Kwaheri to Kenya

Posted: August 5, 2014

Sunday, our final non-program day, I watched the sunrise light up the peak of Mount Kilimanjaro with my fellow students, our Student Affairs Manager Mike, and a group of Maasai warriors. With only one day left at the Kilimanjaro Bush Camp (KBC) in Kenya, this whole experience still feels like a dream. Despite my concerns after hearing news reports about unrest in Kenya, I am overjoyed that I choose to study abroad here through SFS. Before coming to East Africa, I had never been outside of the continental United States.

Needless to say, I was terrified of what and who I could encounter on my first journey abroad. What if I contracted malaria? What if I was attacked by a wild animal? What if I didn’t get along with my fellow students? What if I insulted the community due to my ignorance of their culture? What if? What if? What if? Now I have realized how wrong I was to waste my time with these worries. The community was friendly and welcoming, the staff at KBC kept us safe, healthy, and laughing, and my fellow students are some of the most wonderful people I’ve had the pleasure of knowing.

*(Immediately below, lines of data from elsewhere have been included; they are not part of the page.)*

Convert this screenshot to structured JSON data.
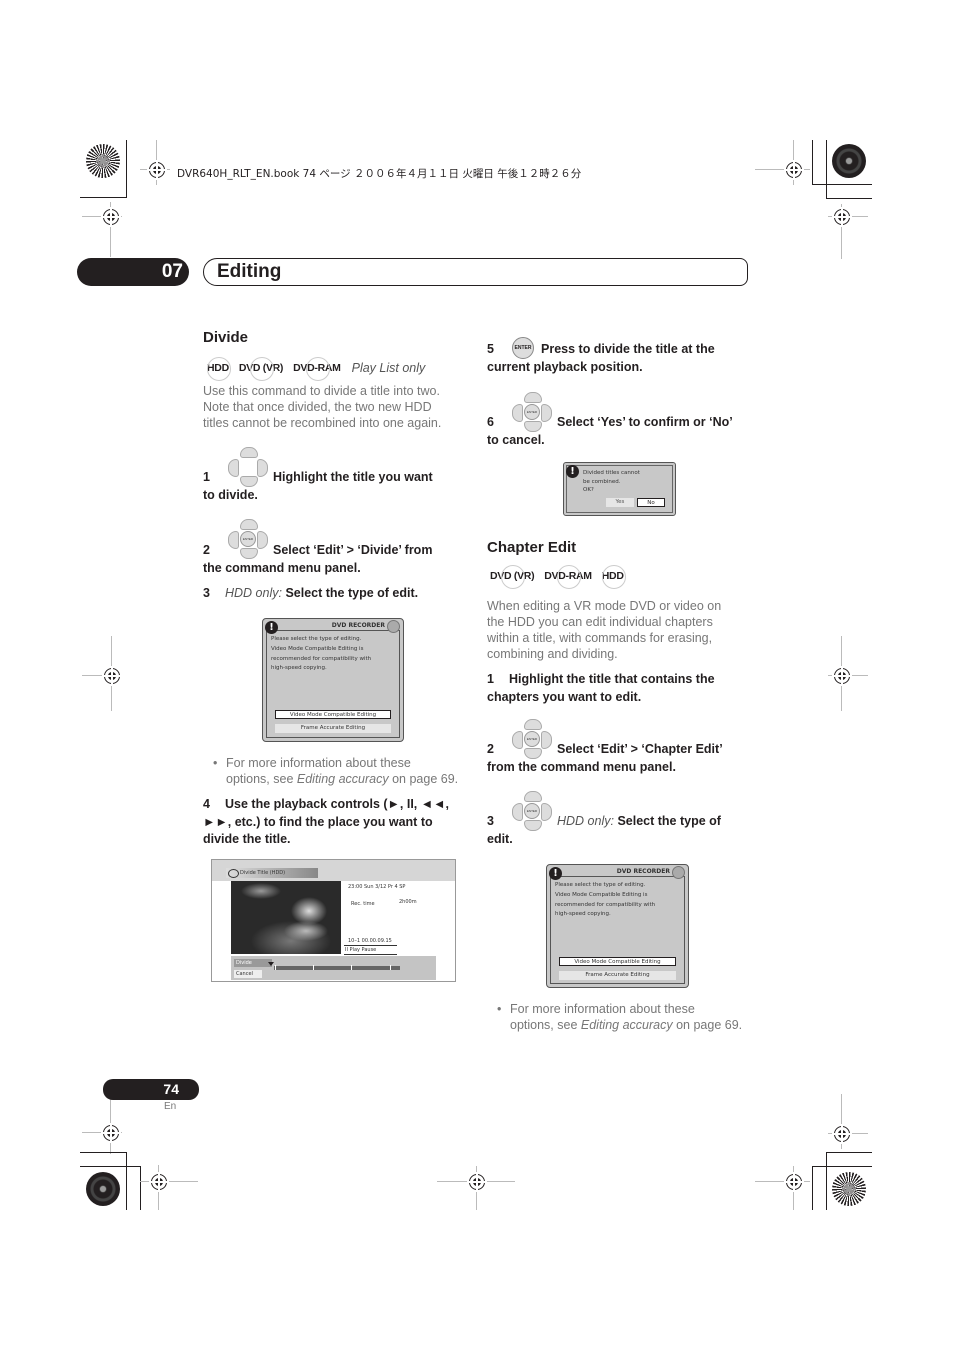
{
  "print_header": "DVR640H_RLT_EN.book  74 ページ  ２００６年４月１１日  火曜日  午後１２時２６分",
  "chapter": {
    "number": "07",
    "title": "Editing"
  },
  "divide": {
    "heading": "Divide",
    "badges": [
      "HDD",
      "DVD (VR)",
      "DVD-RAM"
    ],
    "badge_note": "Play List only",
    "intro": [
      "Use this command to divide a title into two.",
      "Note that once divided, the two new HDD",
      "titles cannot be recombined into one again."
    ],
    "steps": [
      {
        "num": "1",
        "icon": "remote-dpad-icon",
        "lines": [
          "Highlight the title you want",
          "to divide."
        ]
      },
      {
        "num": "2",
        "icon": "remote-dpad-enter-icon",
        "lines": [
          "Select ‘Edit’ > ‘Divide’ from",
          "the command menu panel."
        ]
      },
      {
        "num": "3",
        "prefix": "HDD only:",
        "text": "Select the type of edit."
      },
      {
        "num": "4",
        "lines": [
          "Use the playback controls (►, II, ◄◄,",
          "►►, etc.) to find the place you want to",
          "divide the title."
        ]
      },
      {
        "num": "5",
        "icon": "enter-button-icon",
        "lines": [
          "Press to divide the title at the",
          "current playback position."
        ]
      },
      {
        "num": "6",
        "icon": "remote-dpad-enter-icon",
        "lines": [
          "Select ‘Yes’ to confirm or ‘No’",
          "to cancel."
        ]
      }
    ],
    "bullet": {
      "pre": "For more information about these",
      "pre2": "options, see ",
      "link": "Editing accuracy",
      "post": " on page 69."
    }
  },
  "edit_type_dialog": {
    "title": "DVD RECORDER",
    "message": [
      "Please select the type of editing.",
      "Video Mode Compatible Editing is",
      "recommended for compatibility with",
      "high-speed copying."
    ],
    "options": [
      {
        "label": "Video Mode Compatible Editing",
        "selected": true
      },
      {
        "label": "Frame Accurate Editing",
        "selected": false
      }
    ]
  },
  "divide_screen": {
    "title": "Divide Title  (HDD)",
    "info_line": "23:00  Sun   3/12  Pr 4    SP",
    "rec_time_label": "Rec. time",
    "rec_time_value": "2h00m",
    "position": "10–1    00.00.09.15",
    "status": "II Play Pause",
    "buttons": [
      "Divide",
      "Cancel"
    ]
  },
  "confirm_dialog": {
    "message": [
      "Divided titles cannot",
      "be combined.",
      "OK?"
    ],
    "yes": "Yes",
    "no": "No"
  },
  "chapter_edit": {
    "heading": "Chapter Edit",
    "badges": [
      "DVD (VR)",
      "DVD-RAM",
      "HDD"
    ],
    "intro": [
      "When editing a VR mode DVD or video on",
      "the HDD you can edit individual chapters",
      "within a title, with commands for erasing,",
      "combining and dividing."
    ],
    "steps": [
      {
        "num": "1",
        "lines": [
          "Highlight the title that contains the",
          "chapters you want to edit."
        ]
      },
      {
        "num": "2",
        "icon": "remote-dpad-enter-icon",
        "lines": [
          "Select ‘Edit’ > ‘Chapter Edit’",
          "from the command menu panel."
        ]
      },
      {
        "num": "3",
        "icon": "remote-dpad-enter-icon",
        "prefix": "HDD only:",
        "lines": [
          "Select the type of",
          "edit."
        ]
      }
    ],
    "bullet": {
      "pre": "For more information about these",
      "pre2": "options, see ",
      "link": "Editing accuracy",
      "post": " on page 69."
    }
  },
  "footer": {
    "page_number": "74",
    "language": "En"
  }
}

Every aspect of the program we encountered was an enriching and exciting experience. We did not simply learn about Maasai culture, but experienced it first-hand by visiting a homestead called a boma, having a goat roast accompanied by a beautiful performance from a group of warriors, and making beadwork with Maasai mamas. We did not just hear lectures about public health issues in the region, we saw them taking place with our own eyes by visiting the closed Imbirikani clinic and the operational Kimana Health Center; volunteering at mobile clinic; and surveying the public through our questionnaire.

We did not only conduct research in the field on these issues, but we were given the amazing opportunity to present our findings to regional leaders and stakeholders so they can effect real change in their community. Though at times it was overwhelming, packing an entire research project into one month while also enjoying a once in a lifetime adventure, I am very proud of the hard work of my fellow students and researchers. The passion of every individual here made this program a success in the classroom, out in the field and on the soccer pitch during our daily 5pm games.

Studying abroad has been the best decision I have ever made. Yes, there were moments where I was afraid, uncomfortable, or frustrated, but it was these moments that pushed me outside of my American-made box and taught me what it means to be a culturally conscious global citizen. To other students considering study abroad through The School for Field Studies or another program I have one piece of advice: GO!

No matter what it takes, just get out there—whether it is Europe or Asia, South America or Africa. If you have to go for an extra semester at your home institute, take the risk. If costs are your concern, there are many scholarships available to students with a strong desire to go abroad; apply for all of them, even if you think you don’t qualify. You will never regret your choice and you will come home with so much more than stories, pictures, and sovereigns. You will have a new view of your home, your culture, and the world in which you live. Though we say goodbye to Kenya today, we will return home better citizens of the Earth thanks to our time in this beautiful country. Asante sana, SFS and kwaheri, Kenya!